It is a 1969 Massey Ferguson 135 Orchard with a 3 cyl Perkins Gas engine. The rear tires are filled and weigh about 800 lbs each. Needed to get around in the snow and to plow with. Mark H.


Ron,Ar    Posted 01-11-2004 at 14:28:00       [Reply]  [No Email]
I bet yours ain't got chains on the pull wheels.


mike    Posted 01-11-2004 at 13:08:54       [Reply]  [No Email]
can't see a lot in the pic but are they scotch highlanders?


Willy-N    Posted 01-11-2004 at 14:47:09       [Reply]  [No Email]

The closes one is a Long Horn but the others are Scottish Highlanders. This is Jake the Bull but his horns are over 3 ft across now and much bigger! Mark H.


Ron/PA    Posted 01-11-2004 at 12:38:58       [Reply]  [No Email]
I believe you could drag that bale behind an AMC Gremlin and they'd love that as well. (GRIN)
In the summer when we cut corn stalks the steers can't decide if they should try to roll the wagon or climb onboard.
If you ever figure out a way to train just one of them to go fetch the bales in the worst weather, let me know.
Ron


Willy-N    Posted 01-11-2004 at 12:45:50       [Reply]  [No Email]
You should see them if I don't unload the hay fast enought. They start sticking there horns into the bale and lifting up on it to flip it off. Our bull can lift the bale off the ground just playing with it. Not the whole thing but one end. Mark H.

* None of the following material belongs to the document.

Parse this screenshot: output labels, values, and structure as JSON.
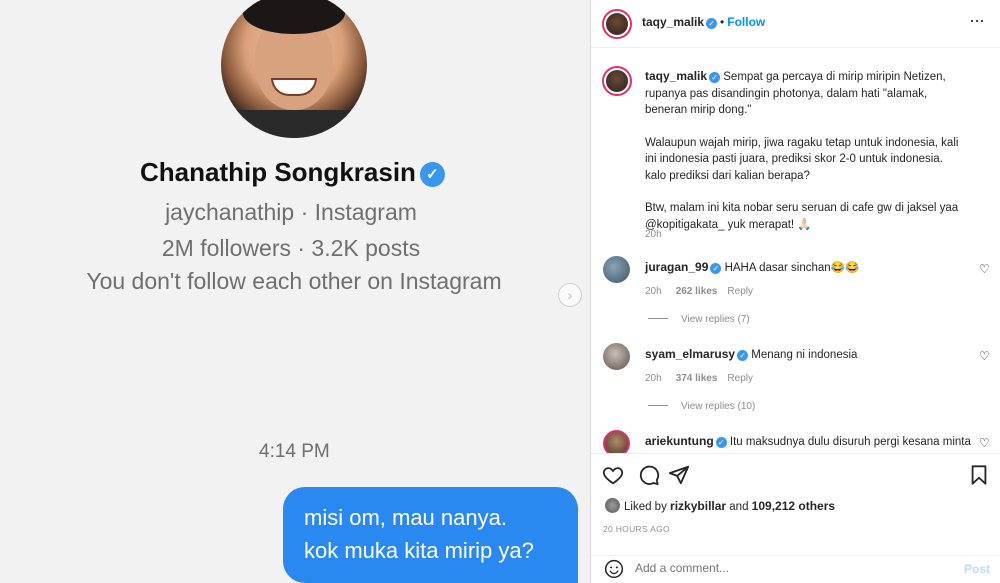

Ron/PA    Posted 01-11-2004 at 12:50:51       [Reply]  [No Email]
Kind of makes you want to keep them happy doesn't it? hehe
Ron

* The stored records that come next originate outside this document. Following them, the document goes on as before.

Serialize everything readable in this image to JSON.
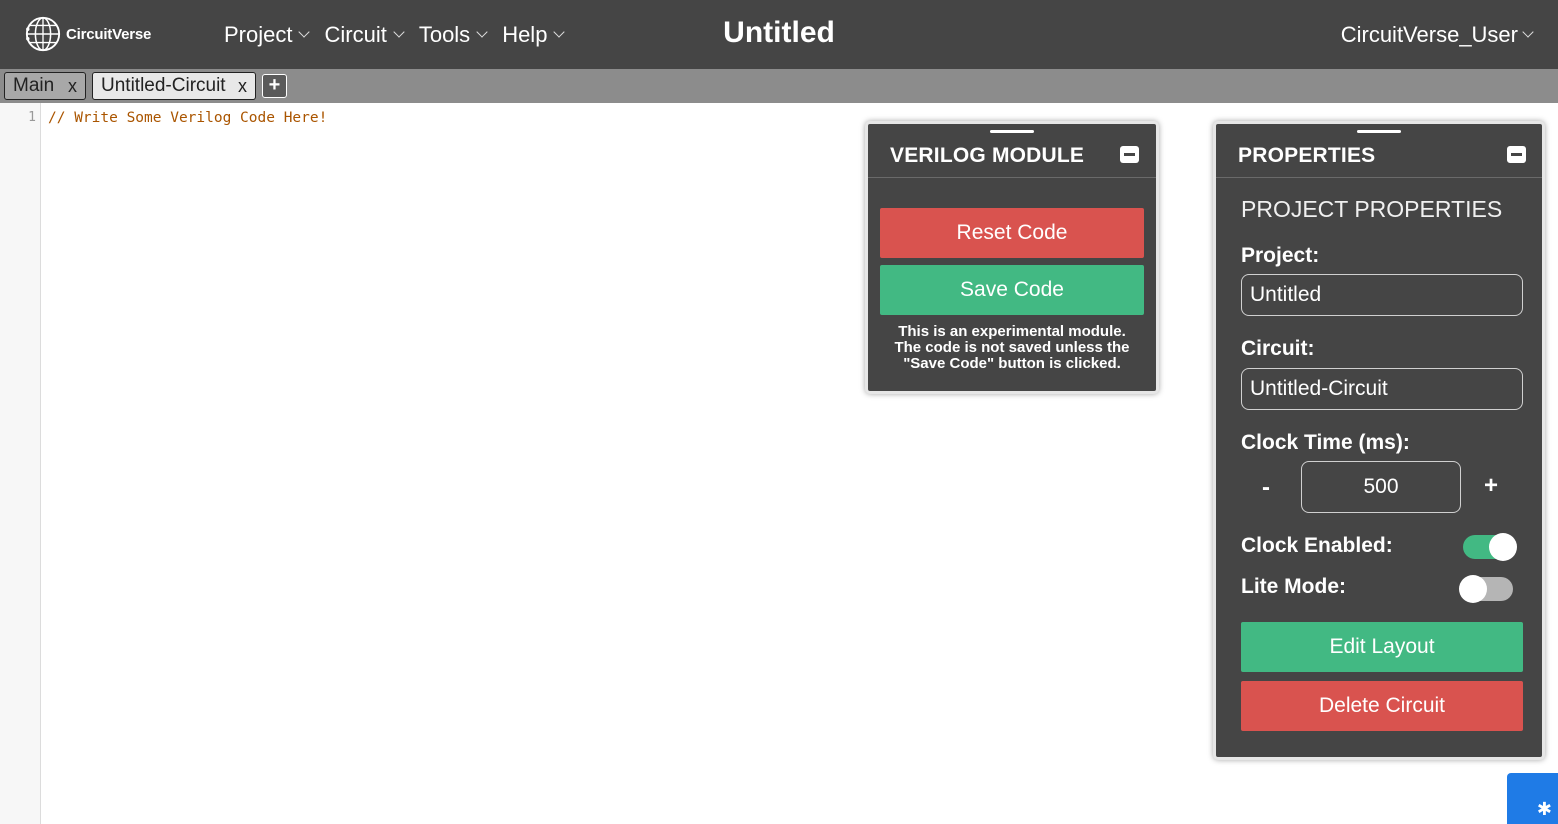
{
  "navbar": {
    "logo_text": "CircuitVerse",
    "menu": [
      {
        "label": "Project"
      },
      {
        "label": "Circuit"
      },
      {
        "label": "Tools"
      },
      {
        "label": "Help"
      }
    ],
    "project_title": "Untitled",
    "user": "CircuitVerse_User"
  },
  "tabs": {
    "items": [
      {
        "label": "Main",
        "close": "x"
      },
      {
        "label": "Untitled-Circuit",
        "close": "x"
      }
    ],
    "add_label": "+"
  },
  "editor": {
    "line_number": "1",
    "code": "// Write Some Verilog Code Here!"
  },
  "verilog_panel": {
    "title": "VERILOG MODULE",
    "reset_label": "Reset Code",
    "save_label": "Save Code",
    "note_line1": "This is an experimental module.",
    "note_line2": "The code is not saved unless the",
    "note_line3": "\"Save Code\" button is clicked."
  },
  "properties_panel": {
    "title": "PROPERTIES",
    "subtitle": "PROJECT PROPERTIES",
    "project_label": "Project:",
    "project_value": "Untitled",
    "circuit_label": "Circuit:",
    "circuit_value": "Untitled-Circuit",
    "clock_label": "Clock Time (ms):",
    "clock_minus": "-",
    "clock_value": "500",
    "clock_plus": "+",
    "clock_enabled_label": "Clock Enabled:",
    "clock_enabled": true,
    "lite_mode_label": "Lite Mode:",
    "lite_mode": false,
    "edit_layout_label": "Edit Layout",
    "delete_circuit_label": "Delete Circuit"
  },
  "colors": {
    "navbar": "#454545",
    "tabsbar": "#8c8c8c",
    "green": "#42b983",
    "red": "#d9534f",
    "code": "#aa5500",
    "corner_button": "#1f7be6"
  },
  "icons": {
    "logo": "circuitverse-globe-icon",
    "corner": "bug-icon"
  }
}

Willy-N    Posted 01-11-2004 at 12:56:10       [Reply]  [No Email]
I respect the cows and realy respect the Bulls! The 2 bulls are not small anymore and one has a 3 ft spread of horns and they stick forward. They challenge the tractor when in there pen. So I have to wait till they move. When the cows are in heat they get wound up pretty good! Mark H.


sid    Posted 01-11-2004 at 12:06:49       [Reply]  [No Email]
That is on of the many enjoyable things I like about the farm is feeding and watching the cattle. I even like doing it in the snow but fortunatley I do not have the opportunity to feed in the snow as much as you do. Sometimes I almost wish we would get snowed in for awhile but I try to be careful what I wish for.


Willy-N    Posted 01-11-2004 at 12:15:08       [Reply]  [No Email]
It is fun to watch the calves jump around when the hay comes out. The storm let up so I cleared around the feeder and brought the hay outside for them. Keeps the barn cleaner. Mark H.


Dan    Posted 01-11-2004 at 12:27:19       [Reply]  [No Email]
Speaking of cows loving a tractor, they can love it in a different way too.A farmer had a farm auction where he had listed a MH55, but the grazers chewed off the plug wires so the fact that the tractor ran was only on his word.It sold @ 350$, the guy that bought put new wires and resold it for 1200$ so love comes in different forms.Dan on Alberta


Willy-N    Posted 01-11-2004 at 12:31:08       [Reply]  [No Email]
I won't leave mine in the feild alone for long they come up and start rubbing on it. When they get to working there horns into the radiator it is a different story then the problems happen. Mark H.


[Return to Topics]



[Home] [Search]

Copyright © 1999-2013 KountryLife.com
All Rights Reserved
A Country Living Resource and Community